Work instruction -
Starting at the line that contains "Output a JSON" and stopping after the last line, set down the listing exactly as it is. Add nothing.

▼

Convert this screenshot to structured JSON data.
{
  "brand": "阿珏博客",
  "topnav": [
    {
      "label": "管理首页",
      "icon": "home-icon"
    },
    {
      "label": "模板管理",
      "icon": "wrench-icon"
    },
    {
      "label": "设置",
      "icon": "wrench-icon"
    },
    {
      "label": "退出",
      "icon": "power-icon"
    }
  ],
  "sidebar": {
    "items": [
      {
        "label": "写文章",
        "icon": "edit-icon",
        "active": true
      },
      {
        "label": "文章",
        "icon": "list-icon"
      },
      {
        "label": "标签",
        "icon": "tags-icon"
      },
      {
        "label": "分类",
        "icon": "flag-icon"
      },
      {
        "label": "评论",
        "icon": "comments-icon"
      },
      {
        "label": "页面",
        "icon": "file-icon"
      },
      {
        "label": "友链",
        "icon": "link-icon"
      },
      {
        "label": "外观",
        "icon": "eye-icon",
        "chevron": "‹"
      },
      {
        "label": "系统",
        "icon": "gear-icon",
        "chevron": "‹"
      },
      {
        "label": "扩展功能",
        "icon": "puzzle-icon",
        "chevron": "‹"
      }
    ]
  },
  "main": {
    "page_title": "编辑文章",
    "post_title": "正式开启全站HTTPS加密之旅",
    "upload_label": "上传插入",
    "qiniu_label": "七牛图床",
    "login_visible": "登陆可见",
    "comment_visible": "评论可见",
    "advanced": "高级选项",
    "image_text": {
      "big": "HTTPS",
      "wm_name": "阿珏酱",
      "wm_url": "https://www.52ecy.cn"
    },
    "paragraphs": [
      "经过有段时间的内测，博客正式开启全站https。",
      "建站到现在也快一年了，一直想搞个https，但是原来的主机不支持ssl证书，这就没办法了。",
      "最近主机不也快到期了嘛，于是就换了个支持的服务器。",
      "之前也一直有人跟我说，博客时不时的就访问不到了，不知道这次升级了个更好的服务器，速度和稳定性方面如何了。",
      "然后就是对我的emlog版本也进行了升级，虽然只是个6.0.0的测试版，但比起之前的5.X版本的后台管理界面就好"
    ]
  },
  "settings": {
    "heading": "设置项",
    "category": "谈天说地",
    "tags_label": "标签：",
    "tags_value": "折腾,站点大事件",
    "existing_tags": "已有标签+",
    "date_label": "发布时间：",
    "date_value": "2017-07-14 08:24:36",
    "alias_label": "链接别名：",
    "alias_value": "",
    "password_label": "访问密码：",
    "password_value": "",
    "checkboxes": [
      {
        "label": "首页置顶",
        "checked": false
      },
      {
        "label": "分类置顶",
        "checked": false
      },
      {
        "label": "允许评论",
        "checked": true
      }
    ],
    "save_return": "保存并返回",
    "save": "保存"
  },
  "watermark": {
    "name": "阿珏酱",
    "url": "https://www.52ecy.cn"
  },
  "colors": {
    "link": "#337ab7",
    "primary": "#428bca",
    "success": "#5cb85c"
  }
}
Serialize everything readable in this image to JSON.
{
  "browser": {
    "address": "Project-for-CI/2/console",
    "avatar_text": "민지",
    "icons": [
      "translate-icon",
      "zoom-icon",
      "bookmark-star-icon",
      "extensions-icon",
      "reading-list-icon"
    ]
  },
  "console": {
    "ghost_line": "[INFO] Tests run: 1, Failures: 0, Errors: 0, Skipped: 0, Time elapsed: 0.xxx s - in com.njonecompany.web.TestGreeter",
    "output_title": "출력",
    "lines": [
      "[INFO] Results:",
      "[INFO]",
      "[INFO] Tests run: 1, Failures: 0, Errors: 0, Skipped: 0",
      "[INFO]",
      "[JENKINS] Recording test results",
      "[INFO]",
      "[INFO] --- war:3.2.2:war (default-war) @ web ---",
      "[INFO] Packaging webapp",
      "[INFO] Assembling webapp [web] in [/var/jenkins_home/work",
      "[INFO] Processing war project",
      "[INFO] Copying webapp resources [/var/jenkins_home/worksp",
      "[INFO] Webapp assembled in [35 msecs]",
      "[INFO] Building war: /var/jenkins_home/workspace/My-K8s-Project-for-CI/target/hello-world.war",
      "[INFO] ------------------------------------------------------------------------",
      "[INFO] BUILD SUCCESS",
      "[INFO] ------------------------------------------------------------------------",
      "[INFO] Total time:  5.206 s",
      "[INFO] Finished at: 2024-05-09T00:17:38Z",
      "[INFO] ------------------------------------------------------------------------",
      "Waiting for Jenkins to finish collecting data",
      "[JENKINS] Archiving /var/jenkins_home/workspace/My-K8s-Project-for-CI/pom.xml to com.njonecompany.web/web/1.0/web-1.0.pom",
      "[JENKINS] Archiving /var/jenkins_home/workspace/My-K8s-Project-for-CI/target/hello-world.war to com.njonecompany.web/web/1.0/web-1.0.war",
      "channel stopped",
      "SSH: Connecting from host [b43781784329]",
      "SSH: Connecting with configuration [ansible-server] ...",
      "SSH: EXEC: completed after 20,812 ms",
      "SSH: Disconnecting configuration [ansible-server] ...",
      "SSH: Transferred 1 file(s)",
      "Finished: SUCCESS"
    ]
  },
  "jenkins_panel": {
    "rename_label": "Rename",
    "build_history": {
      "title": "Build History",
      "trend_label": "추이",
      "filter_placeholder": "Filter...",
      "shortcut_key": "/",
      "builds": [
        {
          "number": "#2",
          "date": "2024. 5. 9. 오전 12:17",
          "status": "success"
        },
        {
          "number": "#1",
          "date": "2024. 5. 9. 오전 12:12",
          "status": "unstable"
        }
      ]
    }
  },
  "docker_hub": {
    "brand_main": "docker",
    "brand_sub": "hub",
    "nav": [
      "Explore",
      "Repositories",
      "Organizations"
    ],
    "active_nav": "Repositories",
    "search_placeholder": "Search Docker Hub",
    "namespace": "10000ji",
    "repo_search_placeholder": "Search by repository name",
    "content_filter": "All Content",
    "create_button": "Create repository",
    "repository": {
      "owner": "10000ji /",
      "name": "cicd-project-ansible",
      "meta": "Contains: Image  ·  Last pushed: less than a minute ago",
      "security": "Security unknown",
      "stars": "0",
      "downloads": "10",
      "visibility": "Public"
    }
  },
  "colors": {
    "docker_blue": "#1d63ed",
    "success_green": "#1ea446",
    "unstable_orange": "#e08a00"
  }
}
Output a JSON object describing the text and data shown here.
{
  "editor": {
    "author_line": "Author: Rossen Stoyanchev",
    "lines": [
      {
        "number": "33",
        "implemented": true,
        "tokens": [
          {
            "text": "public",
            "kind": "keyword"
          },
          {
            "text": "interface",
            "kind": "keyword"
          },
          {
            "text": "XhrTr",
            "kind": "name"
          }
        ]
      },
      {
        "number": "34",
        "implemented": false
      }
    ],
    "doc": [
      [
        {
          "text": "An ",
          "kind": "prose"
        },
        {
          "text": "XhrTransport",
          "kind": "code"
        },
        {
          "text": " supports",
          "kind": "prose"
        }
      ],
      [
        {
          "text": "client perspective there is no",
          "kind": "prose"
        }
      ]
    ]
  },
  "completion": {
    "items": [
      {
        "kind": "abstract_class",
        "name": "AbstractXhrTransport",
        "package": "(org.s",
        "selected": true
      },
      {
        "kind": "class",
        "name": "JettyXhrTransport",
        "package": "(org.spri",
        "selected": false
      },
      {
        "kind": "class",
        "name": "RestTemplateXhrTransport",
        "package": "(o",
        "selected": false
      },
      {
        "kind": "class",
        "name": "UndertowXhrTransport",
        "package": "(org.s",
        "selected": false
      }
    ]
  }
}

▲

Your solution -
Output a JSON object describing the text and data shown here.
{
  "editor": {
    "author_line": "Author: Rossen Stoyanchev",
    "lines": [
      {
        "number": "33",
        "implemented": true,
        "tokens": [
          {
            "text": "public",
            "kind": "keyword"
          },
          {
            "text": "interface",
            "kind": "keyword"
          },
          {
            "text": "XhrTr",
            "kind": "name"
          }
        ]
      },
      {
        "number": "34",
        "implemented": false
      }
    ],
    "doc": [
      [
        {
          "text": "An ",
          "kind": "prose"
        },
        {
          "text": "XhrTransport",
          "kind": "code"
        },
        {
          "text": " supports",
          "kind": "prose"
        }
      ],
      [
        {
          "text": "client perspective there is no",
          "kind": "prose"
        }
      ]
    ]
  },
  "completion": {
    "items": [
      {
        "kind": "abstract_class",
        "name": "AbstractXhrTransport",
        "package": "(org.s",
        "selected": true
      },
      {
        "kind": "class",
        "name": "JettyXhrTransport",
        "package": "(org.spri",
        "selected": false
      },
      {
        "kind": "class",
        "name": "RestTemplateXhrTransport",
        "package": "(o",
        "selected": false
      },
      {
        "kind": "class",
        "name": "UndertowXhrTransport",
        "package": "(org.s",
        "selected": false
      }
    ]
  }
}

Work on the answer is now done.